Provided data:
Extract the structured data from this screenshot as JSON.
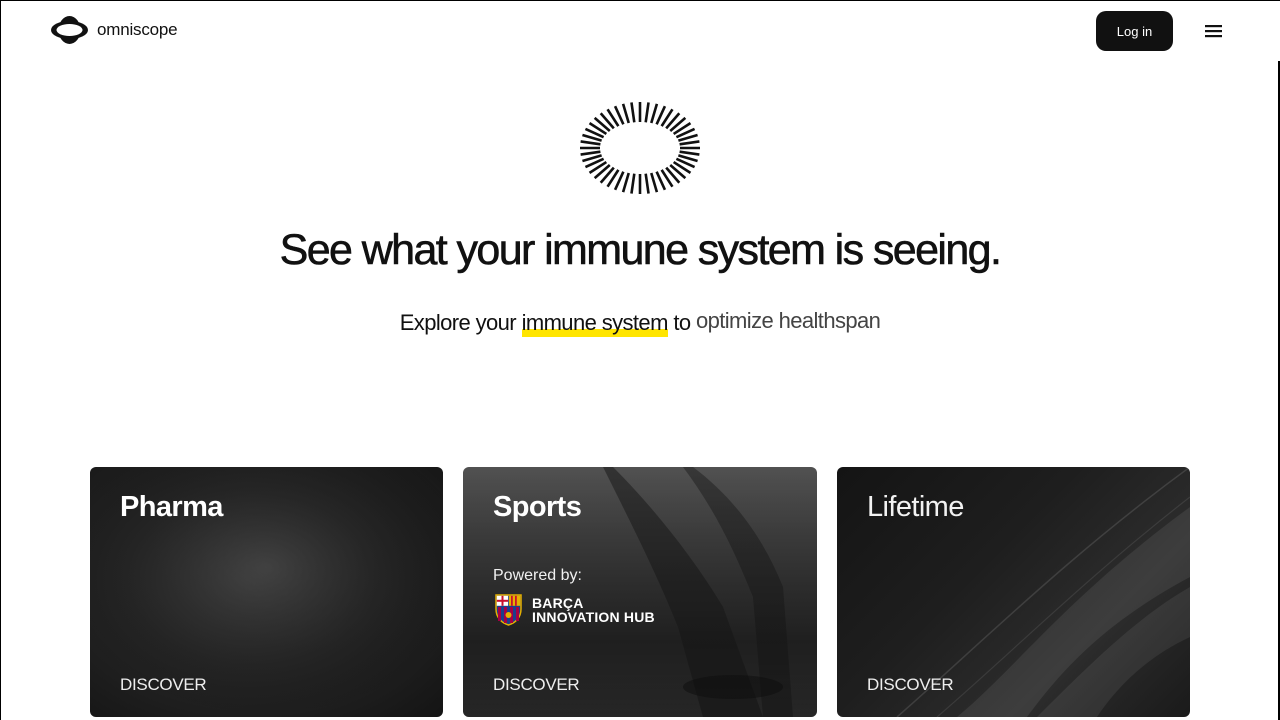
{
  "header": {
    "brand_name": "omniscope",
    "login_label": "Log in",
    "menu_icon": "hamburger-menu-icon"
  },
  "hero": {
    "logo_icon": "omniscope-eye-logo-icon",
    "headline": "See what your immune system is seeing.",
    "sub_prefix": "Explore your",
    "sub_highlight": "immune system",
    "sub_to": "to",
    "sub_rotating": "optimize healthspan",
    "highlight_color": "#ffe500"
  },
  "cards": [
    {
      "title": "Pharma",
      "cta": "DISCOVER"
    },
    {
      "title": "Sports",
      "powered_label": "Powered by:",
      "partner_line1": "BARÇA",
      "partner_line2": "INNOVATION HUB",
      "partner_icon": "fc-barcelona-crest-icon",
      "cta": "DISCOVER"
    },
    {
      "title": "Lifetime",
      "cta": "DISCOVER"
    }
  ]
}
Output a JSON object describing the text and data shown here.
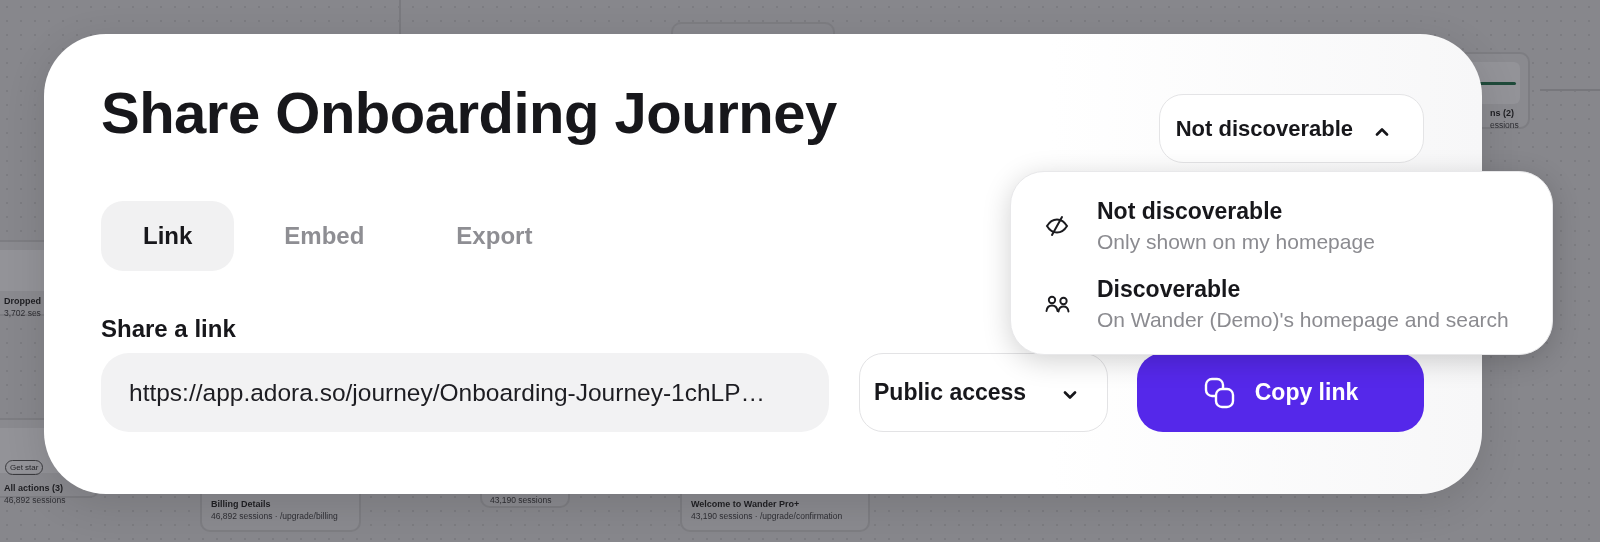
{
  "background_canvas": {
    "nodes": [
      {
        "title": "Dropped",
        "subtitle": "3,702 ses"
      },
      {
        "button": "Get star",
        "title": "All actions (3)",
        "subtitle": "46,892 sessions"
      },
      {
        "title": "Billing Details",
        "subtitle": "46,892 sessions · /upgrade/billing"
      },
      {
        "subtitle": "43,190 sessions"
      },
      {
        "title": "Welcome to Wander Pro+",
        "subtitle": "43,190 sessions · /upgrade/confirmation"
      },
      {
        "title": "ns (2)",
        "subtitle": "essions"
      }
    ]
  },
  "dialog": {
    "title": "Share Onboarding Journey",
    "visibility_select": {
      "value": "Not discoverable",
      "expanded": true
    },
    "visibility_menu": [
      {
        "kind": "hidden",
        "title": "Not discoverable",
        "description": "Only shown on my homepage"
      },
      {
        "kind": "people",
        "title": "Discoverable",
        "description": "On Wander (Demo)'s homepage and search"
      }
    ],
    "tabs": [
      {
        "label": "Link",
        "selected": true
      },
      {
        "label": "Embed",
        "selected": false
      },
      {
        "label": "Export",
        "selected": false
      }
    ],
    "share_link": {
      "label": "Share a link",
      "url": "https://app.adora.so/journey/Onboarding-Journey-1chLP…",
      "access_select": {
        "value": "Public access"
      },
      "copy_button": "Copy link"
    }
  }
}
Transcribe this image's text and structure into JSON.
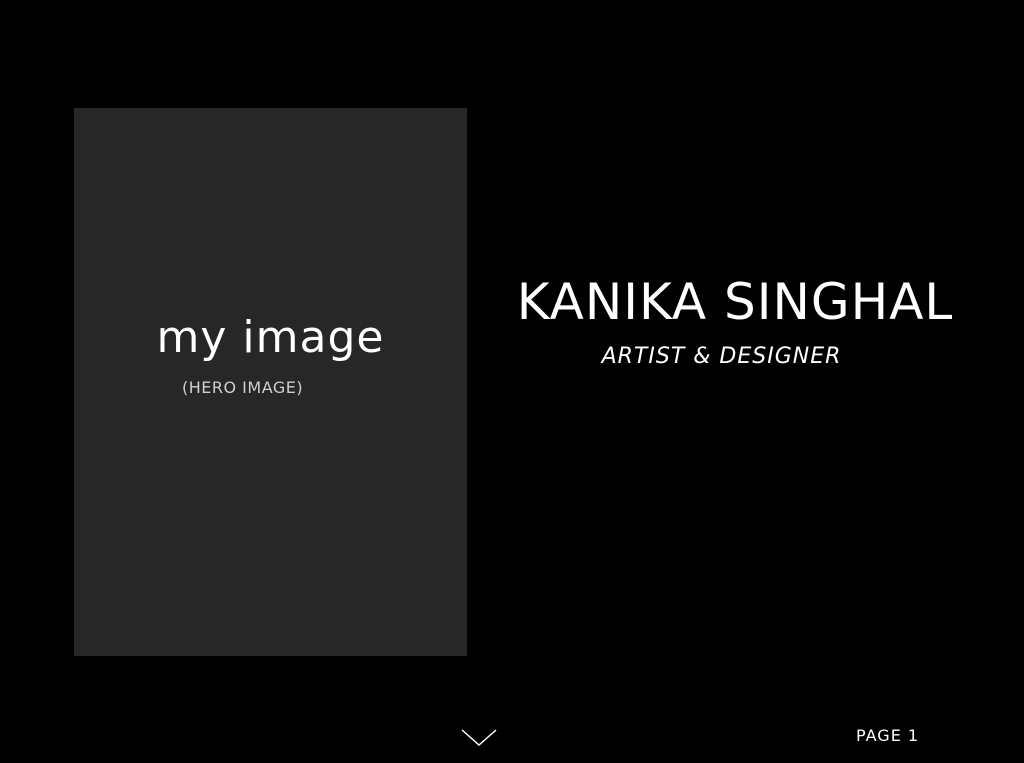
{
  "hero": {
    "main_text": "my image",
    "sub_text": "(HERO IMAGE)",
    "background_color": "#272727"
  },
  "profile": {
    "name": "KANIKA SINGHAL",
    "tagline": "ARTIST & DESIGNER"
  },
  "footer": {
    "scroll_icon": "chevron-down-icon",
    "page_label": "PAGE 1"
  },
  "colors": {
    "background": "#000000",
    "text": "#ffffff"
  }
}
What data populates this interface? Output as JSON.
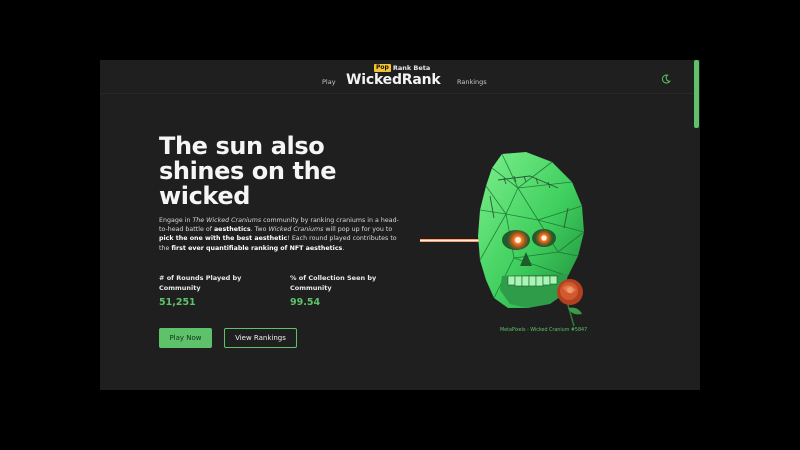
{
  "header": {
    "badge": "Pop",
    "subtitle": "Rank Beta",
    "title": "WickedRank",
    "nav": {
      "play": "Play",
      "rankings": "Rankings"
    },
    "theme_icon": "moon-icon"
  },
  "hero": {
    "title": "The sun also shines on the wicked",
    "description": {
      "p1": "Engage in ",
      "p2": "The Wicked Craniums",
      "p3": " community by ranking craniums in a head-to-head battle of ",
      "p4": "aesthetics",
      "p5": ". Two ",
      "p6": "Wicked Craniums",
      "p7": " will pop up for you to ",
      "p8": "pick the one with the best aesthetic",
      "p9": "! Each round played contributes to the ",
      "p10": "first ever quantifiable ranking of NFT aesthetics",
      "p11": "."
    }
  },
  "stats": [
    {
      "label": "# of Rounds Played by Community",
      "value": "51,251"
    },
    {
      "label": "% of Collection Seen by Community",
      "value": "99.54"
    }
  ],
  "buttons": {
    "play": "Play Now",
    "rankings": "View Rankings"
  },
  "artwork": {
    "caption": "MetaPixels - Wicked Cranium #5847",
    "icon": "skull-illustration"
  },
  "colors": {
    "accent": "#5ec26a",
    "background": "#1f1f1f",
    "page": "#000000",
    "badge": "#f2c230"
  }
}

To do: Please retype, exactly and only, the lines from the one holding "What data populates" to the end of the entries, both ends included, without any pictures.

Solution to this problem:
What data populates this interface? Output as JSON.
{
  "header": {
    "badge": "Pop",
    "subtitle": "Rank Beta",
    "title": "WickedRank",
    "nav": {
      "play": "Play",
      "rankings": "Rankings"
    },
    "theme_icon": "moon-icon"
  },
  "hero": {
    "title": "The sun also shines on the wicked",
    "description": {
      "p1": "Engage in ",
      "p2": "The Wicked Craniums",
      "p3": " community by ranking craniums in a head-to-head battle of ",
      "p4": "aesthetics",
      "p5": ". Two ",
      "p6": "Wicked Craniums",
      "p7": " will pop up for you to ",
      "p8": "pick the one with the best aesthetic",
      "p9": "! Each round played contributes to the ",
      "p10": "first ever quantifiable ranking of NFT aesthetics",
      "p11": "."
    }
  },
  "stats": [
    {
      "label": "# of Rounds Played by Community",
      "value": "51,251"
    },
    {
      "label": "% of Collection Seen by Community",
      "value": "99.54"
    }
  ],
  "buttons": {
    "play": "Play Now",
    "rankings": "View Rankings"
  },
  "artwork": {
    "caption": "MetaPixels - Wicked Cranium #5847",
    "icon": "skull-illustration"
  },
  "colors": {
    "accent": "#5ec26a",
    "background": "#1f1f1f",
    "page": "#000000",
    "badge": "#f2c230"
  }
}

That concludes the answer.